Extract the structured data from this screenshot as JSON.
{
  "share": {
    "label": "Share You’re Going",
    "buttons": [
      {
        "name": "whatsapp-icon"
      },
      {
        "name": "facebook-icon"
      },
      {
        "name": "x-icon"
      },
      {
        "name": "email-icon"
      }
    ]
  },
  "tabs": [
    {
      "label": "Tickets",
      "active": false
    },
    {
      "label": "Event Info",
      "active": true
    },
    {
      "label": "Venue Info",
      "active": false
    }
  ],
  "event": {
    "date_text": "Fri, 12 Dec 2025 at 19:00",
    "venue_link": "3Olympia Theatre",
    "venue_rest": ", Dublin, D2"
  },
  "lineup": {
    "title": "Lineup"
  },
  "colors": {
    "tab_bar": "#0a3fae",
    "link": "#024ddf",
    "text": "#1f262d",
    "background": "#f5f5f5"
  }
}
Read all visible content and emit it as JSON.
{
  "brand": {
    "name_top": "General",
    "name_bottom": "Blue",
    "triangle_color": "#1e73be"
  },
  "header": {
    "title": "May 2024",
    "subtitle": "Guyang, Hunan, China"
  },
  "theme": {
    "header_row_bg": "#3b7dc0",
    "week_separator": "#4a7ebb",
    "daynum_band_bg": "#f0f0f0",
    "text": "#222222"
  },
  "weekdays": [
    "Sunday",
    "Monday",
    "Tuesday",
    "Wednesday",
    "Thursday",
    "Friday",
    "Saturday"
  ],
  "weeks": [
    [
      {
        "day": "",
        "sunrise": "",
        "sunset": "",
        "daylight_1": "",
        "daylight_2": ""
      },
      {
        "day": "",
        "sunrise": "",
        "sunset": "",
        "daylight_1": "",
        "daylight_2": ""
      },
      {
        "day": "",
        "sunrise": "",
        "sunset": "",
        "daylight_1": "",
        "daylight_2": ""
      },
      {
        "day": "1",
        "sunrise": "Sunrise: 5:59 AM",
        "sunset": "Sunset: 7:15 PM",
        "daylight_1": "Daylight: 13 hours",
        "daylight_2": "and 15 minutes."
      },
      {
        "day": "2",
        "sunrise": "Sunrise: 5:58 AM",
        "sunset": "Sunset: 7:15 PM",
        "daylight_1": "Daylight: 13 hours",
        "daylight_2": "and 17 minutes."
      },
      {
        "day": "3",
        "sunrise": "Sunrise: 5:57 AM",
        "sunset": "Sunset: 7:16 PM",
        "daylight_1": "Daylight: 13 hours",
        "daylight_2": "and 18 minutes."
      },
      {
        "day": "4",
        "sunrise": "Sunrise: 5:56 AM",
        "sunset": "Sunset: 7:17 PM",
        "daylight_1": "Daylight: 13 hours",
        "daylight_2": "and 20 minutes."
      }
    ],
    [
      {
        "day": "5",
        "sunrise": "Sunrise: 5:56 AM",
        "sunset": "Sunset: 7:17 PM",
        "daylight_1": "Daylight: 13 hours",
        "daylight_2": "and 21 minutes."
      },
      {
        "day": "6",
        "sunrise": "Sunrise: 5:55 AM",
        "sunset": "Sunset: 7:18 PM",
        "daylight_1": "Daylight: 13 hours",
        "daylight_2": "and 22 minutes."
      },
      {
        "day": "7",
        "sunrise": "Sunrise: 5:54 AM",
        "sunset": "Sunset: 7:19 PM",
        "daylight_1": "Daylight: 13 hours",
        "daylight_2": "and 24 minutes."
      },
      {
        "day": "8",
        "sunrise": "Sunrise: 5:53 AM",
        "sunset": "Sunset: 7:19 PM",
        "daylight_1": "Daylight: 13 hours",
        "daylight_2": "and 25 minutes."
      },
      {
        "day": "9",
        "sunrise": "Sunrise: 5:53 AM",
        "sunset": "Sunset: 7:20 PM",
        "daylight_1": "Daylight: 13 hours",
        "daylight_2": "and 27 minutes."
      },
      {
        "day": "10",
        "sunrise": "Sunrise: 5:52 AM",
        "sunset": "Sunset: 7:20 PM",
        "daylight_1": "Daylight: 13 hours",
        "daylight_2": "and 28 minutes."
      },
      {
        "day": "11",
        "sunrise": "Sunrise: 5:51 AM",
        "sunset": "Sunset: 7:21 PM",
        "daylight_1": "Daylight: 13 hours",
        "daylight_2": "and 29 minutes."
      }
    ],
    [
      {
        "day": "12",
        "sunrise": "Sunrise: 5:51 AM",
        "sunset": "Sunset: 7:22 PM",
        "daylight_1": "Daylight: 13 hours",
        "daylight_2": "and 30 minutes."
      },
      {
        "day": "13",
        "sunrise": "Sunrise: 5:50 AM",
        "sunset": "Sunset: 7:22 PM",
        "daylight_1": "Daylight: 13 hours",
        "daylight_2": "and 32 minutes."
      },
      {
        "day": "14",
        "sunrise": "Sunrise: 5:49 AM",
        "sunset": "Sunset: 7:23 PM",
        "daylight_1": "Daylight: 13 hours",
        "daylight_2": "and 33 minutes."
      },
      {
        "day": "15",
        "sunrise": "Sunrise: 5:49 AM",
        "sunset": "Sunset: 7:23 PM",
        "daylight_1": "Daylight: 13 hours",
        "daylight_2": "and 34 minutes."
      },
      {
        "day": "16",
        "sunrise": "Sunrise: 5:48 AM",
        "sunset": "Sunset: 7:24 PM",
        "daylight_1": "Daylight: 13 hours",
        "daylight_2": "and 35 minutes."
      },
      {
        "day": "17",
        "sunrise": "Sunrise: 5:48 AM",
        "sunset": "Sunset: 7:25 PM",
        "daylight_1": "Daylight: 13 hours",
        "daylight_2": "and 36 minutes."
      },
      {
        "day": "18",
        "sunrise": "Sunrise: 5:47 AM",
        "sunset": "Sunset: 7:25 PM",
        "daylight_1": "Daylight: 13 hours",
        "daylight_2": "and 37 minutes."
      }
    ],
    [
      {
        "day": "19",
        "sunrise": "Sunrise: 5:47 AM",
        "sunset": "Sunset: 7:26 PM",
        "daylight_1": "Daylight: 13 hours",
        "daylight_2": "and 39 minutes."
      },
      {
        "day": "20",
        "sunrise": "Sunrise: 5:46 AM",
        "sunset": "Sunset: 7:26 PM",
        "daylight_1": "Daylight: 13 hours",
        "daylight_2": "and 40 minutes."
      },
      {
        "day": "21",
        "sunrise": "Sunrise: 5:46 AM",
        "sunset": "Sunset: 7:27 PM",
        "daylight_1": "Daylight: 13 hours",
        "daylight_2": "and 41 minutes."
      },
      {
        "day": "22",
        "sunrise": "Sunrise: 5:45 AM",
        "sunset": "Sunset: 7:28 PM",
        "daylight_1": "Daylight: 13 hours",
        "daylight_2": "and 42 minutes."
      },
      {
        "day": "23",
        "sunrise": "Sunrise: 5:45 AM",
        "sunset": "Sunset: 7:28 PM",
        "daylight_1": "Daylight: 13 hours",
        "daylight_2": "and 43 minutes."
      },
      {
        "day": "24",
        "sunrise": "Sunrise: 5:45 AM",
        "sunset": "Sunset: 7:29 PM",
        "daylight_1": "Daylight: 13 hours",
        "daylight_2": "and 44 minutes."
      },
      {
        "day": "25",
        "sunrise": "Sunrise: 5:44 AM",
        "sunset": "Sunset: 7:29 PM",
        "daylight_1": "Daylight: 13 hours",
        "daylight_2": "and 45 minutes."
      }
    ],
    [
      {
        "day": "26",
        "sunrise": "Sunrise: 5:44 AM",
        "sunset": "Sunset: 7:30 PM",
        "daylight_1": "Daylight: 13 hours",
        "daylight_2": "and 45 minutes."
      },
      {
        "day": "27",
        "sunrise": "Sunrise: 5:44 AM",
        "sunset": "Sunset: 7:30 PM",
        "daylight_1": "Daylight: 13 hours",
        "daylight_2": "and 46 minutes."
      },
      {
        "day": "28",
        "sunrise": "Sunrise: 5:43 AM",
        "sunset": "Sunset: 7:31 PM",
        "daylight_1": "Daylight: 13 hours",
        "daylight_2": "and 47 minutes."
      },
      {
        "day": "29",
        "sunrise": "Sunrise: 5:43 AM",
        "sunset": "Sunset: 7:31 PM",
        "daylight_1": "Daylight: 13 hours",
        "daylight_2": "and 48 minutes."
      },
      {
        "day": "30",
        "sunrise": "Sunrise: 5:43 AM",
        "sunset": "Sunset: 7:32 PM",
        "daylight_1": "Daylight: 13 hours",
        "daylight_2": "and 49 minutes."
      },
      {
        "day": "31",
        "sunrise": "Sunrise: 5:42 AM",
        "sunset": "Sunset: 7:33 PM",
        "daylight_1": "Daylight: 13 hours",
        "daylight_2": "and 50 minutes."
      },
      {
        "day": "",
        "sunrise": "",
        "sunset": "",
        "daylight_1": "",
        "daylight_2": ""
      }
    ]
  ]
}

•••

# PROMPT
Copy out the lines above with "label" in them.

# ANSWER AREA
    "label": "Share You’re Going",
      "label": "Tickets",
      "label": "Event Info",
      "label": "Venue Info",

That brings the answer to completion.